Artery Research

Volume 2, Issue 1, February 2008
Review Article

1. The life and times of Donald A. McDonald

Wilmer W. Nichols, Michael F. O’Rourke
Pages: 1 - 8
Donald A. McDonald (1917–1973) was a pioneer in hemodynamics. He was Oxford educated and served on the faculty of Universities in both Great Britain and the USA. The problems that were the main theme of his text Blood Flow in Arteries published in 1960 were those concerned with pulsatile blood flow and...
Review Article

2. Magnetic resonance imaging in vascular biology☆

Matthias Voehringer, Udo Sechtem, Matthias G. Friedrich
Pages: 9 - 20
Symptoms are only the tip of the iceberg in atherosclerotic disease. Beneath the surface are multiple patho-physiological processes taking place in and around the vessel wall. The increasing knowledge in the field of vascular biology also reveals new imaging targets as biological markers of the disease....
Review Article

3. Identifying the vulnerable plaque: A review of invasive and non-invasive imaging modalities

Jan G. Kips, Patrick Segers, Luc M. Van Bortel
Pages: 21 - 34
Atherosclerotic cardiovascular disease is the current leading cause of death in industrialized countries.

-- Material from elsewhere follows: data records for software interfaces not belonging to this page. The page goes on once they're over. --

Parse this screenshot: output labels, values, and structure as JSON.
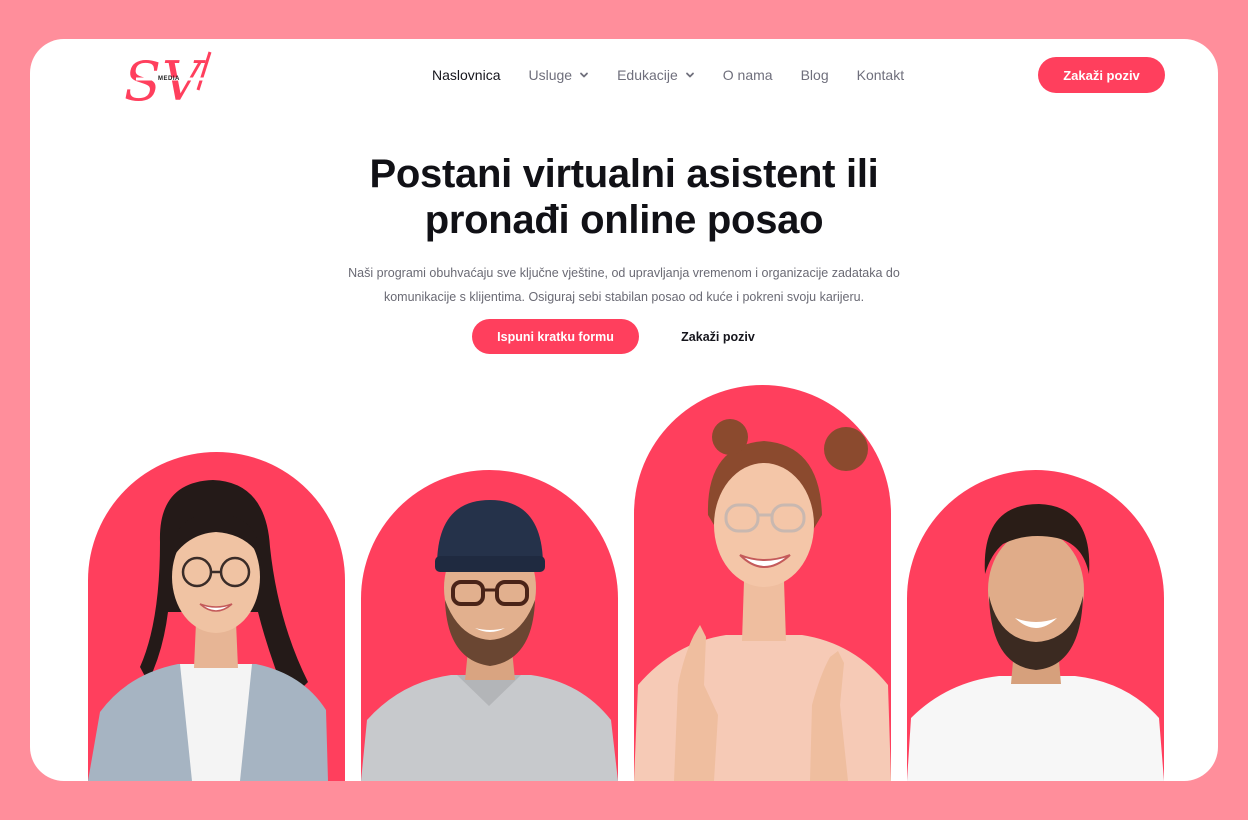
{
  "brand": {
    "logo_letters": "SV",
    "logo_sub": "MEDIA",
    "accent": "#ff3f5d",
    "frame_color": "#ff8e9b"
  },
  "nav": {
    "items": [
      {
        "label": "Naslovnica",
        "active": true,
        "dropdown": false
      },
      {
        "label": "Usluge",
        "active": false,
        "dropdown": true
      },
      {
        "label": "Edukacije",
        "active": false,
        "dropdown": true
      },
      {
        "label": "O nama",
        "active": false,
        "dropdown": false
      },
      {
        "label": "Blog",
        "active": false,
        "dropdown": false
      },
      {
        "label": "Kontakt",
        "active": false,
        "dropdown": false
      }
    ],
    "dropdown_icon": "chevron-down-icon",
    "cta_label": "Zakaži poziv"
  },
  "hero": {
    "title_line1": "Postani virtualni asistent ili",
    "title_line2": "pronađi online posao",
    "description_line1": "Naši programi obuhvaćaju sve ključne vještine, od upravljanja vremenom i organizacije zadataka do",
    "description_line2": "komunikacije s klijentima. Osiguraj sebi stabilan posao od kuće i pokreni svoju karijeru.",
    "primary_cta": "Ispuni kratku formu",
    "secondary_cta": "Zakaži poziv"
  },
  "people": [
    {
      "name": "woman-glasses-photo"
    },
    {
      "name": "man-beanie-photo"
    },
    {
      "name": "woman-smiling-photo"
    },
    {
      "name": "man-beard-photo"
    }
  ]
}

The vast majority of acute cardiovascular events (50–70%) are ascribed to thrombosis following rupture of a vulnerable plaque. Therefore there is an urgent need to discern vulnerable, unstable plaques...
Research Article

4. Vascular health and cognitive function in older adults with cardiovascular disease

Daniel E. Forman, Ronald A. Cohen, Karin F. Hoth, Andreana P. Haley, Athena Poppas, David J. Moser, John Gunstad, Robert H. Paul, Angela L. Jefferson, David F. Tate, Makoto Ono, Nicole Wake, Marie Gerhard-Herman
Pages: 35 - 43
Background: We hypothesized that changes in vascular flow dynamics resulting from age and cardiovascular disease (CVD) would correlate to neurocognitive capacities, even in adults screened to exclude dementia and neurological disease. We studied endothelial-dependent as well as endothelial-independent...
Research Article

5. The direct effect of leg position on calf blood flow measured by venous occlusion plethysmography☆

Julie H. Corrigan, Joanna Burns, Robert J. Huggett, Alan F. Mackintosh, David A.S.G. Mary
Pages: 44 - 48
Background: Venous occlusion plethysmography is commonly used to assess changes in calf blood flow (CBF). Although the leg is often positioned above the level of the heart to aid venous emptying during periods of cuff deflation, its direct effect on measured CBF is not known. We therefore planned to...
Short Communication

6. Arterial calcification in rheumatoid arthritis

Veli Yazisiz, Ali Berkant Avci, Ender Terzioğlu
Pages: 49 - 50
Arterial calcification most often occurs in patients with end-stage renal disease who undergo hemodialysis or hyperparathyroidism and it is independently associated with cardiovascular events and death. Calciphylaxis is uncommon in patients with rheumatoid arthritis. We present here development of arterial...